Dataset records:
************

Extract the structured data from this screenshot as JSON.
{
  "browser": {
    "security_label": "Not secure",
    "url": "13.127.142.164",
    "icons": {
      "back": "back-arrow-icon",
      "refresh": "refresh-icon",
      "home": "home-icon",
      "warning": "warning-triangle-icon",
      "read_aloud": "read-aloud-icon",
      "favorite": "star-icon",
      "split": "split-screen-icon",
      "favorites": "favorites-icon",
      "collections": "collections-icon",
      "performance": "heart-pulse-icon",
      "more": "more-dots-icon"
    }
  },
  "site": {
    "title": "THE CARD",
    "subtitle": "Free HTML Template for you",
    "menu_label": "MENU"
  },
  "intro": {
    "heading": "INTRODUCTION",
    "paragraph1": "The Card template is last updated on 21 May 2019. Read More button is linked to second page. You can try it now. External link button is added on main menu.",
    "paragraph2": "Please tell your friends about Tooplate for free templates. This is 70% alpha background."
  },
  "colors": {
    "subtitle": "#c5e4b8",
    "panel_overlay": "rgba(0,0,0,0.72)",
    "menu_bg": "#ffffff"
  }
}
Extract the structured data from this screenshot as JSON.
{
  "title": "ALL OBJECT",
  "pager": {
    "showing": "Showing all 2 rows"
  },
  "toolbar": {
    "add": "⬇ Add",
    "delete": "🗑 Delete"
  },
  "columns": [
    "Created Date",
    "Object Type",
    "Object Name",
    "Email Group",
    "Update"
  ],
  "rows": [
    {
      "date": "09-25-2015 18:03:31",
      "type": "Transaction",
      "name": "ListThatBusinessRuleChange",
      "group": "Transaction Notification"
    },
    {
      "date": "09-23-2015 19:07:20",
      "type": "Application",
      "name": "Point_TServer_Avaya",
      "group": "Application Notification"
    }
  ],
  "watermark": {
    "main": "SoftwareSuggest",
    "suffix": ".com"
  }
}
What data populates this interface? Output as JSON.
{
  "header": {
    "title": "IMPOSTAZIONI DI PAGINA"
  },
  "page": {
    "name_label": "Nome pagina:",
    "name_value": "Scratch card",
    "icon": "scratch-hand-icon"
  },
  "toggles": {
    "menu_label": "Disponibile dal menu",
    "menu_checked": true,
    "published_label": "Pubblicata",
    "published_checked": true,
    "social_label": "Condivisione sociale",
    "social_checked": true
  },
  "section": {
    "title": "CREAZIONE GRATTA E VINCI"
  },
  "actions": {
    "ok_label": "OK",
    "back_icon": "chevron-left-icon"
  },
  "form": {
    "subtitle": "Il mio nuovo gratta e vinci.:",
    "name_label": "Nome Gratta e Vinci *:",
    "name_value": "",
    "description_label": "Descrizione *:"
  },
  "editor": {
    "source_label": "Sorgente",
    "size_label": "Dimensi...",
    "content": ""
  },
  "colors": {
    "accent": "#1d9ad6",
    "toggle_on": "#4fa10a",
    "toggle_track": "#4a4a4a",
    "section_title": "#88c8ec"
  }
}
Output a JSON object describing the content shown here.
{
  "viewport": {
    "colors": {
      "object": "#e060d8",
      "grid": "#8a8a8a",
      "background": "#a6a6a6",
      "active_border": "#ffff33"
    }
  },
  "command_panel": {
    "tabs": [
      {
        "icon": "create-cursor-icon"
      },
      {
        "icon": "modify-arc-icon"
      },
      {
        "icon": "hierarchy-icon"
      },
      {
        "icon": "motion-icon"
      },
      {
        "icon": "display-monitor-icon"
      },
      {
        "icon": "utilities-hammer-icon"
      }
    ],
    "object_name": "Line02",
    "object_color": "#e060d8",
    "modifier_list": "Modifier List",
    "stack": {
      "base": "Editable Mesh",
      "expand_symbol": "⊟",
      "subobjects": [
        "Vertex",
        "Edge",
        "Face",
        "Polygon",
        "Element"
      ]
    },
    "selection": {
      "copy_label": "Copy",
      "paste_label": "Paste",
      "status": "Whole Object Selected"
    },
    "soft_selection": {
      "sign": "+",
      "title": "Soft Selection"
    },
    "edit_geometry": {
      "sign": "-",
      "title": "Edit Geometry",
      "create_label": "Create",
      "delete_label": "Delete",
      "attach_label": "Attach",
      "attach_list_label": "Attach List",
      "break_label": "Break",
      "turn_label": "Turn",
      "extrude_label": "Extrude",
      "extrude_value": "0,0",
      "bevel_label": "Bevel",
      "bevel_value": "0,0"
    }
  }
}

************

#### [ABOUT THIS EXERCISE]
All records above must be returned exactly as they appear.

#### [RESPONSE BOX]
Extract the structured data from this screenshot as JSON.
{
  "browser": {
    "security_label": "Not secure",
    "url": "13.127.142.164",
    "icons": {
      "back": "back-arrow-icon",
      "refresh": "refresh-icon",
      "home": "home-icon",
      "warning": "warning-triangle-icon",
      "read_aloud": "read-aloud-icon",
      "favorite": "star-icon",
      "split": "split-screen-icon",
      "favorites": "favorites-icon",
      "collections": "collections-icon",
      "performance": "heart-pulse-icon",
      "more": "more-dots-icon"
    }
  },
  "site": {
    "title": "THE CARD",
    "subtitle": "Free HTML Template for you",
    "menu_label": "MENU"
  },
  "intro": {
    "heading": "INTRODUCTION",
    "paragraph1": "The Card template is last updated on 21 May 2019. Read More button is linked to second page. You can try it now. External link button is added on main menu.",
    "paragraph2": "Please tell your friends about Tooplate for free templates. This is 70% alpha background."
  },
  "colors": {
    "subtitle": "#c5e4b8",
    "panel_overlay": "rgba(0,0,0,0.72)",
    "menu_bg": "#ffffff"
  }
}
Extract the structured data from this screenshot as JSON.
{
  "title": "ALL OBJECT",
  "pager": {
    "showing": "Showing all 2 rows"
  },
  "toolbar": {
    "add": "⬇ Add",
    "delete": "🗑 Delete"
  },
  "columns": [
    "Created Date",
    "Object Type",
    "Object Name",
    "Email Group",
    "Update"
  ],
  "rows": [
    {
      "date": "09-25-2015 18:03:31",
      "type": "Transaction",
      "name": "ListThatBusinessRuleChange",
      "group": "Transaction Notification"
    },
    {
      "date": "09-23-2015 19:07:20",
      "type": "Application",
      "name": "Point_TServer_Avaya",
      "group": "Application Notification"
    }
  ],
  "watermark": {
    "main": "SoftwareSuggest",
    "suffix": ".com"
  }
}
What data populates this interface? Output as JSON.
{
  "header": {
    "title": "IMPOSTAZIONI DI PAGINA"
  },
  "page": {
    "name_label": "Nome pagina:",
    "name_value": "Scratch card",
    "icon": "scratch-hand-icon"
  },
  "toggles": {
    "menu_label": "Disponibile dal menu",
    "menu_checked": true,
    "published_label": "Pubblicata",
    "published_checked": true,
    "social_label": "Condivisione sociale",
    "social_checked": true
  },
  "section": {
    "title": "CREAZIONE GRATTA E VINCI"
  },
  "actions": {
    "ok_label": "OK",
    "back_icon": "chevron-left-icon"
  },
  "form": {
    "subtitle": "Il mio nuovo gratta e vinci.:",
    "name_label": "Nome Gratta e Vinci *:",
    "name_value": "",
    "description_label": "Descrizione *:"
  },
  "editor": {
    "source_label": "Sorgente",
    "size_label": "Dimensi...",
    "content": ""
  },
  "colors": {
    "accent": "#1d9ad6",
    "toggle_on": "#4fa10a",
    "toggle_track": "#4a4a4a",
    "section_title": "#88c8ec"
  }
}
Output a JSON object describing the content shown here.
{
  "viewport": {
    "colors": {
      "object": "#e060d8",
      "grid": "#8a8a8a",
      "background": "#a6a6a6",
      "active_border": "#ffff33"
    }
  },
  "command_panel": {
    "tabs": [
      {
        "icon": "create-cursor-icon"
      },
      {
        "icon": "modify-arc-icon"
      },
      {
        "icon": "hierarchy-icon"
      },
      {
        "icon": "motion-icon"
      },
      {
        "icon": "display-monitor-icon"
      },
      {
        "icon": "utilities-hammer-icon"
      }
    ],
    "object_name": "Line02",
    "object_color": "#e060d8",
    "modifier_list": "Modifier List",
    "stack": {
      "base": "Editable Mesh",
      "expand_symbol": "⊟",
      "subobjects": [
        "Vertex",
        "Edge",
        "Face",
        "Polygon",
        "Element"
      ]
    },
    "selection": {
      "copy_label": "Copy",
      "paste_label": "Paste",
      "status": "Whole Object Selected"
    },
    "soft_selection": {
      "sign": "+",
      "title": "Soft Selection"
    },
    "edit_geometry": {
      "sign": "-",
      "title": "Edit Geometry",
      "create_label": "Create",
      "delete_label": "Delete",
      "attach_label": "Attach",
      "attach_list_label": "Attach List",
      "break_label": "Break",
      "turn_label": "Turn",
      "extrude_label": "Extrude",
      "extrude_value": "0,0",
      "bevel_label": "Bevel",
      "bevel_value": "0,0"
    }
  }
}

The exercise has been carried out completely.